Data excerpts:
Segment Open
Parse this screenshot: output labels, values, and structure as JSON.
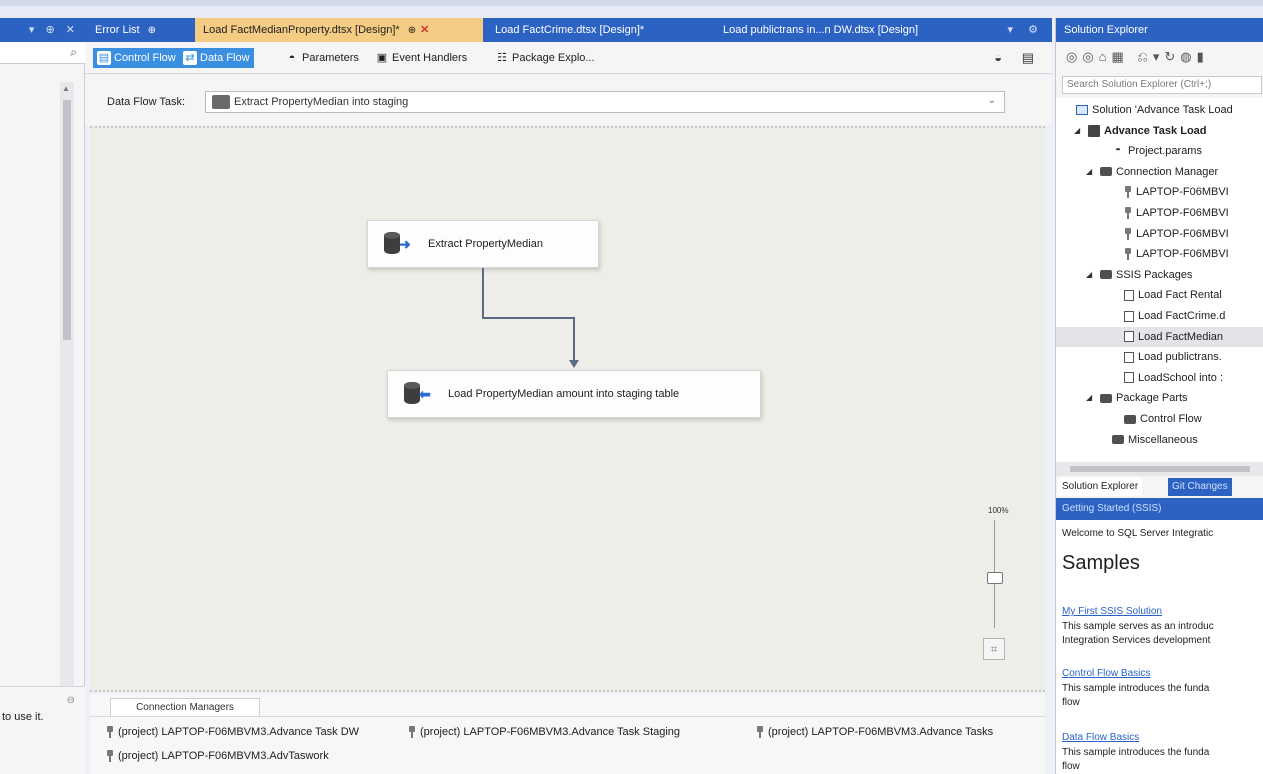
{
  "left_panel": {
    "bottom_text": "to use it."
  },
  "doc_tabs": [
    {
      "label": "Error List",
      "pin": "⊕",
      "active": false
    },
    {
      "label": "Load FactMedianProperty.dtsx [Design]*",
      "pin": "⊕",
      "close": "✕",
      "active": true
    },
    {
      "label": "Load FactCrime.dtsx [Design]*",
      "active": false
    },
    {
      "label": "Load publictrans in...n DW.dtsx [Design]",
      "active": false
    }
  ],
  "designer_tabs": [
    {
      "label": "Control Flow",
      "selected": true
    },
    {
      "label": "Data Flow",
      "selected": true
    },
    {
      "label": "Parameters",
      "selected": false
    },
    {
      "label": "Event Handlers",
      "selected": false
    },
    {
      "label": "Package Explo...",
      "selected": false
    }
  ],
  "data_flow_task": {
    "label": "Data Flow Task:",
    "value": "Extract PropertyMedian into staging"
  },
  "canvas": {
    "source_node": "Extract PropertyMedian",
    "dest_node": "Load PropertyMedian amount into staging table",
    "zoom": "100%"
  },
  "connection_managers": {
    "tab_label": "Connection Managers",
    "items": [
      "(project) LAPTOP-F06MBVM3.Advance Task DW",
      "(project) LAPTOP-F06MBVM3.Advance Task Staging",
      "(project) LAPTOP-F06MBVM3.Advance Tasks",
      "(project) LAPTOP-F06MBVM3.AdvTaswork"
    ]
  },
  "solution_explorer": {
    "title": "Solution Explorer",
    "search_placeholder": "Search Solution Explorer (Ctrl+;)",
    "tree": [
      {
        "label": "Solution 'Advance Task Load",
        "indent": 0,
        "icon": "solution-icon"
      },
      {
        "label": "Advance Task Load",
        "indent": 1,
        "icon": "project-icon",
        "bold": true,
        "expander": "◢"
      },
      {
        "label": "Project.params",
        "indent": 3,
        "icon": "params-icon"
      },
      {
        "label": "Connection Manager",
        "indent": 2,
        "icon": "folder-icon",
        "expander": "◢"
      },
      {
        "label": "LAPTOP-F06MBVI",
        "indent": 4,
        "icon": "connection-icon"
      },
      {
        "label": "LAPTOP-F06MBVI",
        "indent": 4,
        "icon": "connection-icon"
      },
      {
        "label": "LAPTOP-F06MBVI",
        "indent": 4,
        "icon": "connection-icon"
      },
      {
        "label": "LAPTOP-F06MBVI",
        "indent": 4,
        "icon": "connection-icon"
      },
      {
        "label": "SSIS Packages",
        "indent": 2,
        "icon": "folder-icon",
        "expander": "◢"
      },
      {
        "label": "Load Fact Rental",
        "indent": 4,
        "icon": "package-icon"
      },
      {
        "label": "Load FactCrime.d",
        "indent": 4,
        "icon": "package-icon"
      },
      {
        "label": "Load FactMedian",
        "indent": 4,
        "icon": "package-icon",
        "selected": true
      },
      {
        "label": "Load publictrans.",
        "indent": 4,
        "icon": "package-icon"
      },
      {
        "label": "LoadSchool into :",
        "indent": 4,
        "icon": "package-icon"
      },
      {
        "label": "Package Parts",
        "indent": 2,
        "icon": "folder-icon",
        "expander": "◢"
      },
      {
        "label": "Control Flow",
        "indent": 4,
        "icon": "folder-icon"
      },
      {
        "label": "Miscellaneous",
        "indent": 3,
        "icon": "folder-icon"
      }
    ],
    "bottom_tabs": [
      "Solution Explorer",
      "Git Changes"
    ]
  },
  "getting_started": {
    "title": "Getting Started (SSIS)",
    "welcome": "Welcome to SQL Server Integratic",
    "samples_heading": "Samples",
    "samples": [
      {
        "link": "My First SSIS Solution",
        "desc1": "This sample serves as an introduc",
        "desc2": "Integration Services development"
      },
      {
        "link": "Control Flow Basics",
        "desc1": "This sample introduces the funda",
        "desc2": "flow"
      },
      {
        "link": "Data Flow Basics",
        "desc1": "This sample introduces the funda",
        "desc2": "flow"
      }
    ]
  },
  "colors": {
    "accent": "#2c62c2",
    "active_tab": "#f5cc84",
    "canvas": "#efede8",
    "selected_tab": "#3b8fe0"
  }
}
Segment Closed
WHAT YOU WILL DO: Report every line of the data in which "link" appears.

RESULT:
        "link": "My First SSIS Solution",
        "link": "Control Flow Basics",
        "link": "Data Flow Basics",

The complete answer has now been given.